TASK STATEMENT: Which lines of the records contain "Account"? Collect every one of them.

═════ TASK DATA

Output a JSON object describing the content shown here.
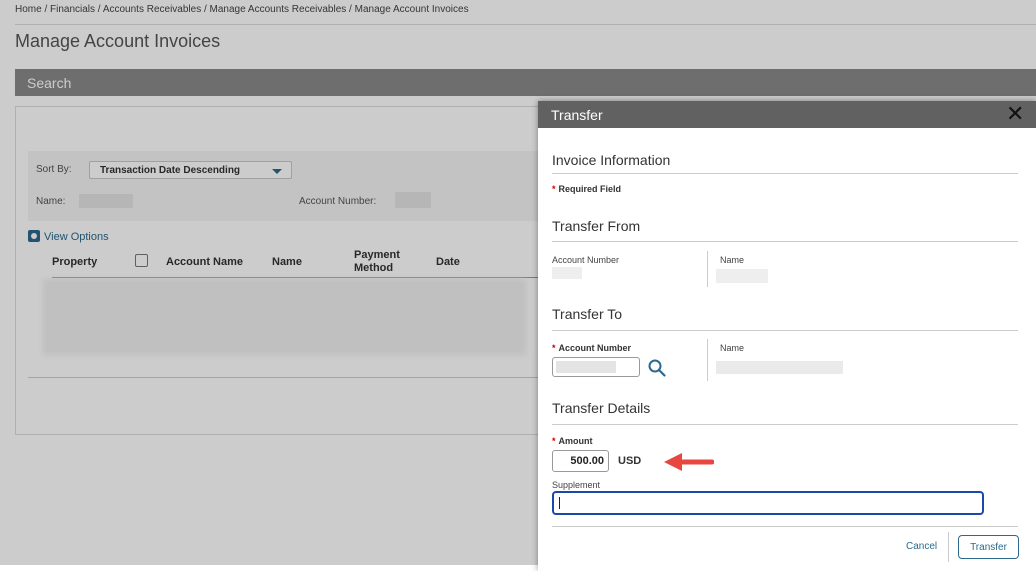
{
  "breadcrumb": "Home / Financials / Accounts Receivables / Manage Accounts Receivables / Manage Account Invoices",
  "page": {
    "title": "Manage Account Invoices"
  },
  "search": {
    "label": "Search",
    "sort_by_label": "Sort By:",
    "sort_value": "Transaction Date Descending",
    "name_label": "Name:",
    "account_number_label": "Account Number:",
    "view_options": "View Options"
  },
  "table": {
    "columns": {
      "property": "Property",
      "account_name": "Account Name",
      "name": "Name",
      "payment_method": "Payment Method",
      "date": "Date"
    }
  },
  "dialog": {
    "title": "Transfer",
    "close_icon": "close-icon",
    "invoice_information": "Invoice Information",
    "required_field": "Required Field",
    "transfer_from": {
      "title": "Transfer From",
      "account_number_label": "Account Number",
      "name_label": "Name"
    },
    "transfer_to": {
      "title": "Transfer To",
      "account_number_label": "Account Number",
      "name_label": "Name",
      "search_icon": "search-icon"
    },
    "transfer_details": {
      "title": "Transfer Details",
      "amount_label": "Amount",
      "amount_value": "500.00",
      "currency": "USD",
      "supplement_label": "Supplement",
      "supplement_value": ""
    },
    "cancel_label": "Cancel",
    "transfer_label": "Transfer"
  },
  "colors": {
    "accent": "#2b6a8c",
    "dialog_header": "#616161",
    "required_star": "#cc0000",
    "annotation_arrow": "#e8473f",
    "focus_border": "#1a4aa8"
  }
}
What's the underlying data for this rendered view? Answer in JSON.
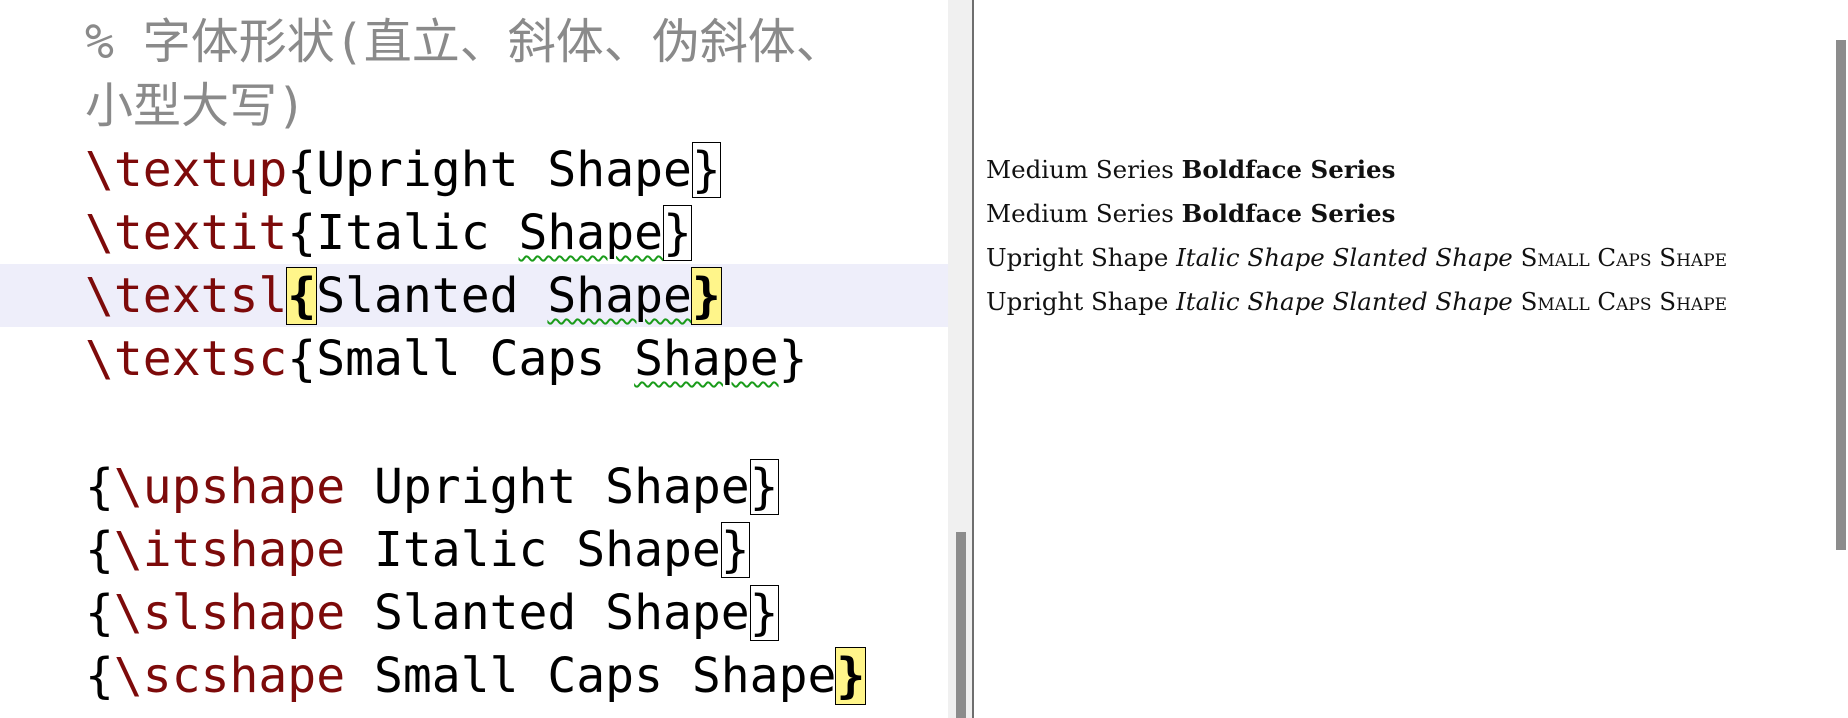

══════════

WRITTEN REPLY:
  "breadcrumb": "Home / Financials / Accounts Receivables / Manage Accounts Receivables / Manage Account Invoices",
    "title": "Manage Account Invoices"
    "account_number_label": "Account Number:",
      "account_name": "Account Name",
      "account_number_label": "Account Number",
      "account_number_label": "Account Number",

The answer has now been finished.